Isolation and Introversion
Isolation and Introversion
“You were Practicing Social Distancing Before it became Fashionable.”
The above quote was given to me from a family member who, I am fully aware, meant it as a humorous jab. It’s typical tongue-in-cheek Bahr humor. But it got me thinking about my present state of isolation and who I am as a person on a few levels.
I’ve Always Been What You Could Call a “Loner.”
I remember hearing Paul Simon’s “I Am A Rock” (1966) with the line, “I have my books and my poetry to protect me.” I remember hearing that as a kid and thinking, “Wow, you can be protected by books and poetry?” For the record, I didn’t enjoy reading much until the Harry Potter books came out, and I found an interview in braille from Rolling Stone with John Lennon from 1970; Had my teachers known the gratuitous amount of profanity laced throughout the text, it would have been snatched away. Although I already knew those words by age 13 or so. But I digress, where was I? Oh, right, books and poetry to protect.
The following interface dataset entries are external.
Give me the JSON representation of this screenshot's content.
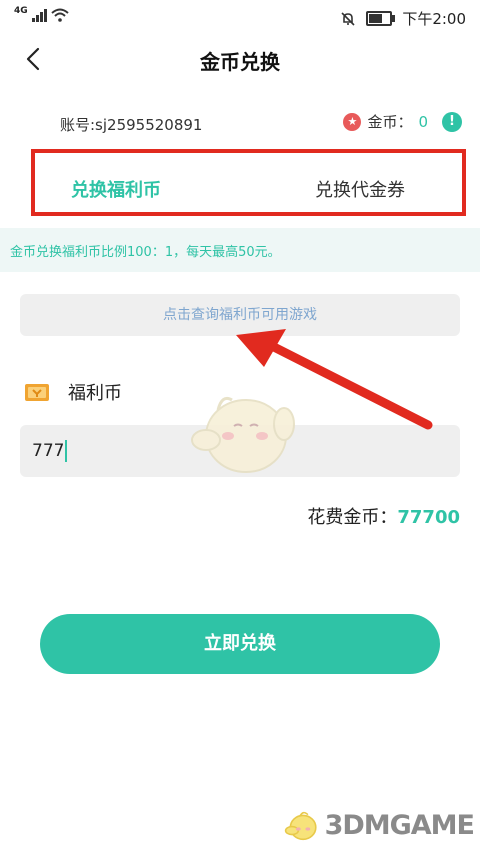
{
  "status_bar": {
    "network": "4G",
    "time": "下午2:00",
    "battery_level": 0.8
  },
  "nav": {
    "title": "金币兑换",
    "back_icon": "chevron-left-icon"
  },
  "account": {
    "label": "账号:sj2595520891",
    "coin_label": "金币：",
    "coin_value": "0",
    "info_icon": "!"
  },
  "tabs": [
    {
      "label": "兑换福利币",
      "active": true
    },
    {
      "label": "兑换代金券",
      "active": false
    }
  ],
  "notice": {
    "text": "金币兑换福利币比例100：1，每天最高50元。"
  },
  "query_button": {
    "label": "点击查询福利币可用游戏"
  },
  "currency": {
    "label": "福利币"
  },
  "amount_input": {
    "value": "777"
  },
  "cost": {
    "label": "花费金币：",
    "value": "77700"
  },
  "submit_button": {
    "label": "立即兑换"
  },
  "watermark": {
    "text": "3DMGAME"
  },
  "colors": {
    "accent": "#2fc3a6",
    "highlight_box": "#e12a1f",
    "arrow": "#e12a1f",
    "notice_bg": "#eef7f6"
  }
}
Once I started reading histories of music, and the Internet showed up, worlds opened to me. I found I would much rather read than watch movies or TV. Priscilla was the TV/movie person, not me. I would guess I’ve read over a hundred books this year alone, and I’m not sure how much that would or would not have changed had the pandemic not forced isolation to be the sensible thing to do. It also helps that I read at double or 2.5x speeds on audiobooks depending on the narrator and even faster if it is a book read to me by a computer. I’ve always been one for books, some poems, but mostly history and biography. See my other entry on that for more info.
Crowds frighten me. They always have. Unless I happen to be entertaining one. If I have the audience, then I could not be happier. That is for another entry though. I will do damn near anything for a laugh; I’ve always been a ham. I think, now that I write that last sentence, that a lot of comedians are perhaps the more lonely of the species. Performing takes a lot out of a person, but if the audience pays him/her back in kind (I.E. laughter) then it makes it worth it. But I wonder how many comedians, of any stripe, are truly fabulously social creatures.
I’ve Always Been Called “Antisocial.”
It’s a descriptor that’s hung around me for as long as I can remember. Social Media has had both good and bad holds on me as it has on all of us. But this last year, and as I was once again reminded regarding the “social distancing” quote used to start off this rambling discourse, I actually have counted myself extremely lucky to be able to isolate as I have. And for every action of reading a book or absorbing the beauty of Beethoven String Quartet Op. 130 (one of the strangest pieces of music ever set down in any era), there is an equal and opposite reaction of a person who cries out for conversation.
For every moment I laugh at an old Fred Allen radio show or a story by Jean Shepherd, there’s the man who wants to get in front of the crowd and do ridiculous impressions and tell stories of things that may, or may not, have happened in my life. To impart wisdom through laughter. But for all of those extroverted times, there are the “socially distanced” times. The days or weeks or maybe even months that I have to recharge to face the world again.
Returning to the quote at the top of the piece, I know it was meant in a sardonic fashion. Virtual communication can only go so far before someone needs a physical presence. Even if it’s a delivery person dropping off groceries and I say, “thank you very much” through a closed door and hear a, “you are very welcome to have a good day,” in return. Right now, I’ll take that distance and try to do my damndest to stay safe for my own personal space.